⟨

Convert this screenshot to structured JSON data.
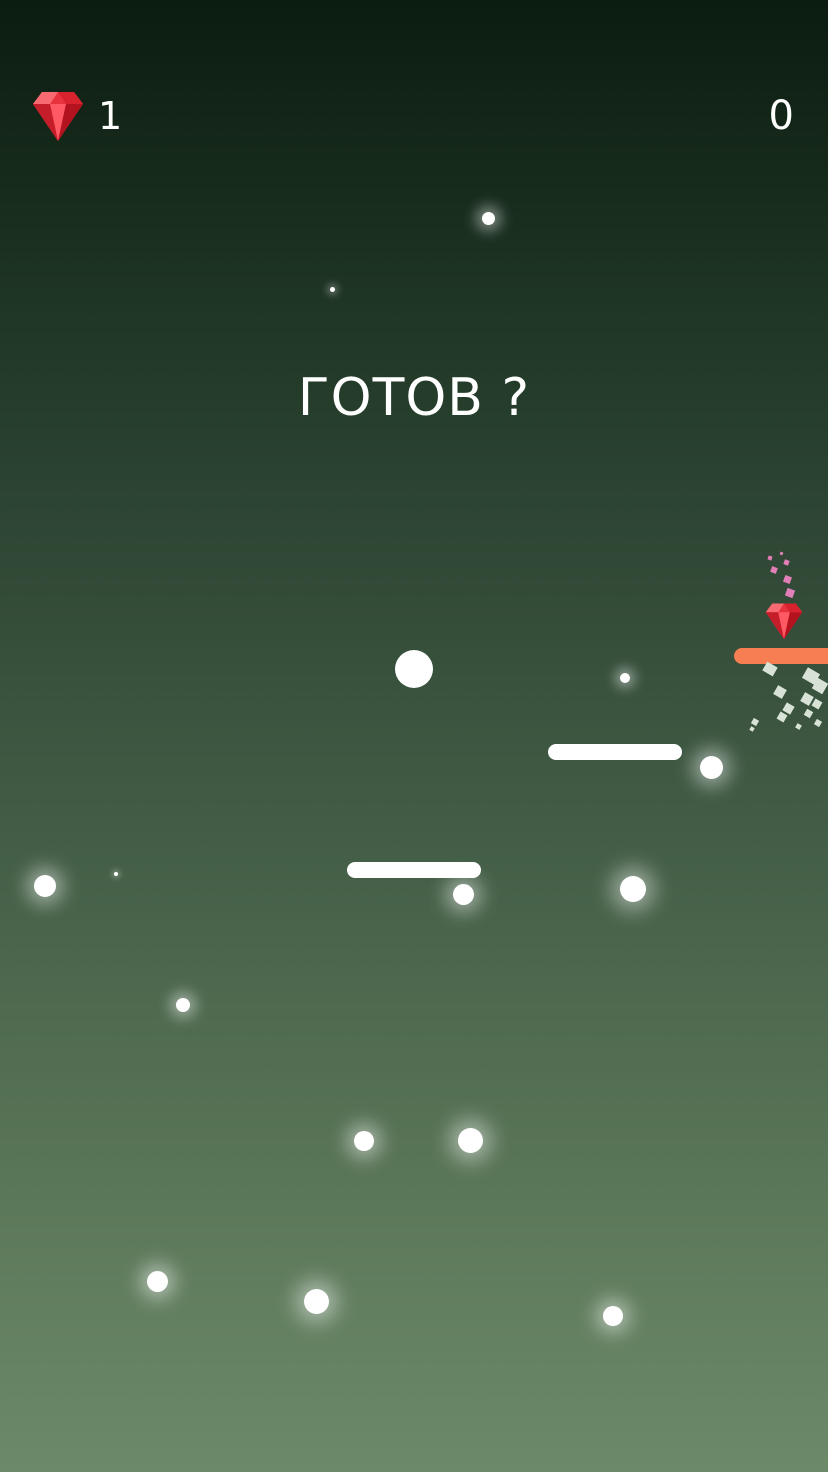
{
  "hud": {
    "gem_icon": "red-gem-icon",
    "gem_count": "1",
    "score": "0"
  },
  "prompt": "ГОТОВ ?",
  "colors": {
    "gem": "#ef3e4a",
    "orange_platform": "#f77e53",
    "platform": "#ffffff",
    "ball": "#ffffff"
  }
}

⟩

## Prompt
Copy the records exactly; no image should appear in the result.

## Task output
Convert this screenshot to structured JSON data.
{
  "hud": {
    "gem_icon": "red-gem-icon",
    "gem_count": "1",
    "score": "0"
  },
  "prompt": "ГОТОВ ?",
  "colors": {
    "gem": "#ef3e4a",
    "orange_platform": "#f77e53",
    "platform": "#ffffff",
    "ball": "#ffffff"
  }
}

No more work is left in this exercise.